### WHAT YOU NEED TO DO
Determine how many lines in the records that follow hold the string "Customers". Only that number should be returned.

### DATA EXTRACT
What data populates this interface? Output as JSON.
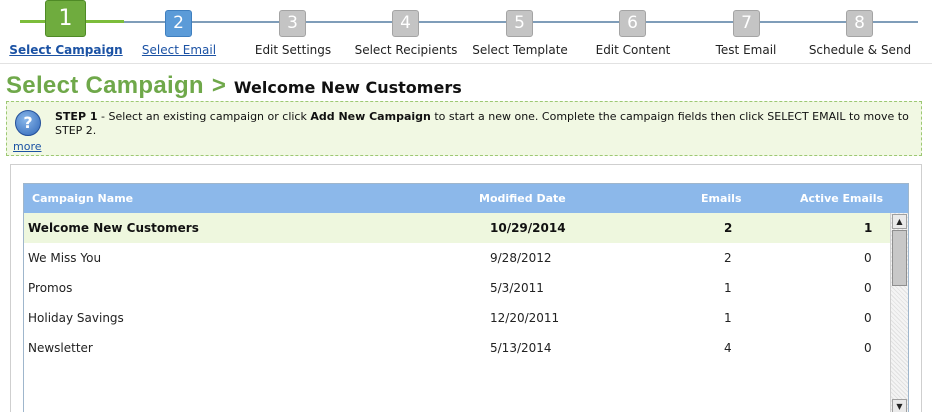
{
  "wizard": {
    "steps": [
      {
        "number": "1",
        "label": "Select Campaign"
      },
      {
        "number": "2",
        "label": "Select Email"
      },
      {
        "number": "3",
        "label": "Edit Settings"
      },
      {
        "number": "4",
        "label": "Select Recipients"
      },
      {
        "number": "5",
        "label": "Select Template"
      },
      {
        "number": "6",
        "label": "Edit Content"
      },
      {
        "number": "7",
        "label": "Test Email"
      },
      {
        "number": "8",
        "label": "Schedule & Send"
      }
    ]
  },
  "header": {
    "title": "Select Campaign",
    "separator": ">",
    "campaign_name": "Welcome New Customers"
  },
  "help": {
    "step": "STEP 1",
    "text_1": " - Select an existing campaign or click ",
    "add_new": "Add New Campaign",
    "text_2": " to start a new one.  Complete the campaign fields then click SELECT EMAIL to move to STEP 2.",
    "more": "more"
  },
  "grid": {
    "columns": [
      "Campaign Name",
      "Modified Date",
      "Emails",
      "Active Emails"
    ],
    "rows": [
      {
        "name": "Welcome New Customers",
        "modified": "10/29/2014",
        "emails": "2",
        "active": "1"
      },
      {
        "name": "We Miss You",
        "modified": "9/28/2012",
        "emails": "2",
        "active": "0"
      },
      {
        "name": "Promos",
        "modified": "5/3/2011",
        "emails": "1",
        "active": "0"
      },
      {
        "name": "Holiday Savings",
        "modified": "12/20/2011",
        "emails": "1",
        "active": "0"
      },
      {
        "name": "Newsletter",
        "modified": "5/13/2014",
        "emails": "4",
        "active": "0"
      }
    ],
    "selected_row": 0,
    "scroll_up": "▲",
    "scroll_down": "▼"
  }
}
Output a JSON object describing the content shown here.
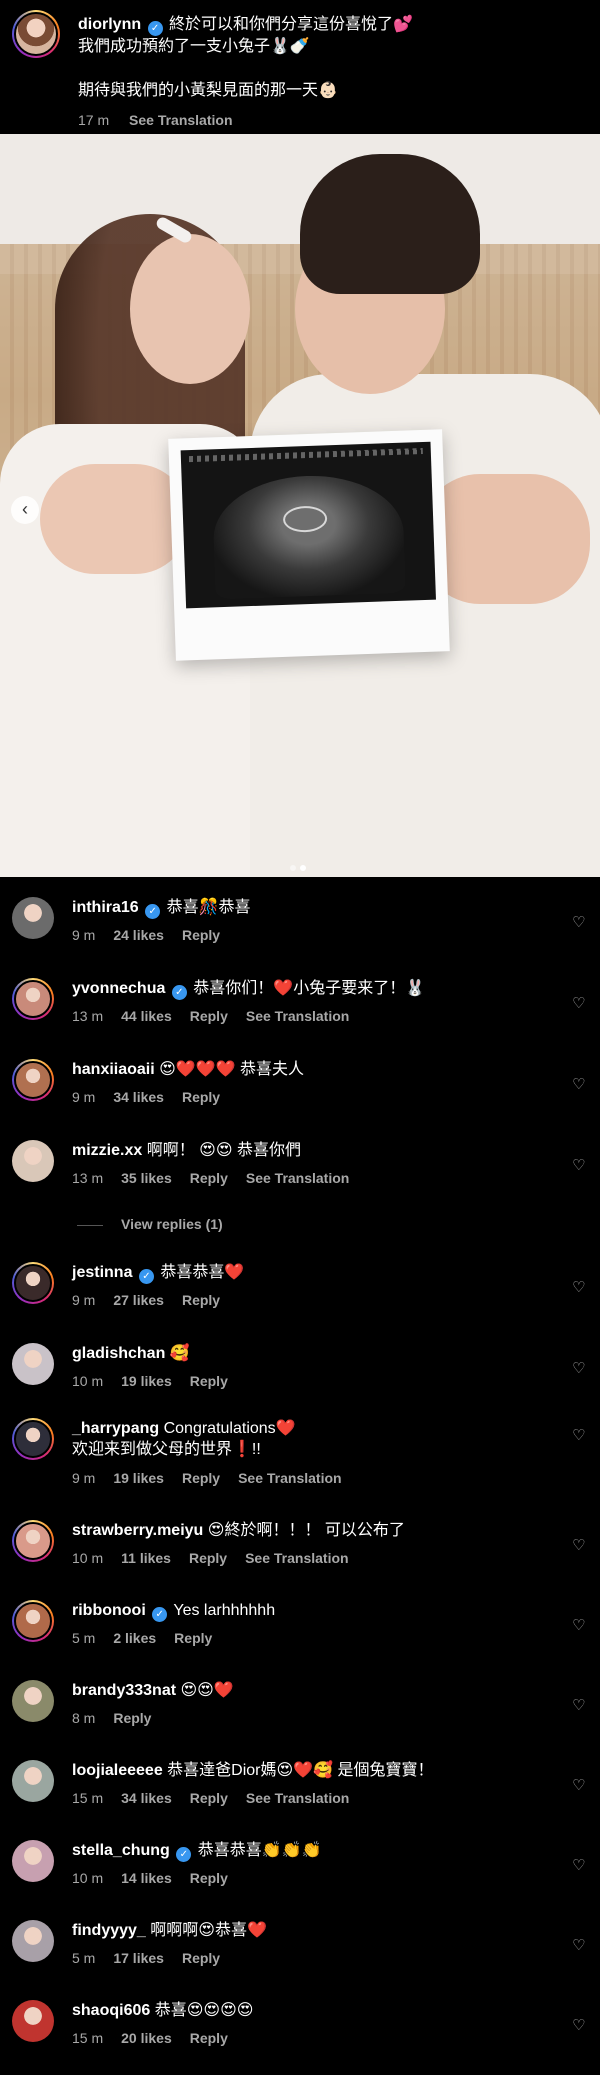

### EXPECTED ANSWER
2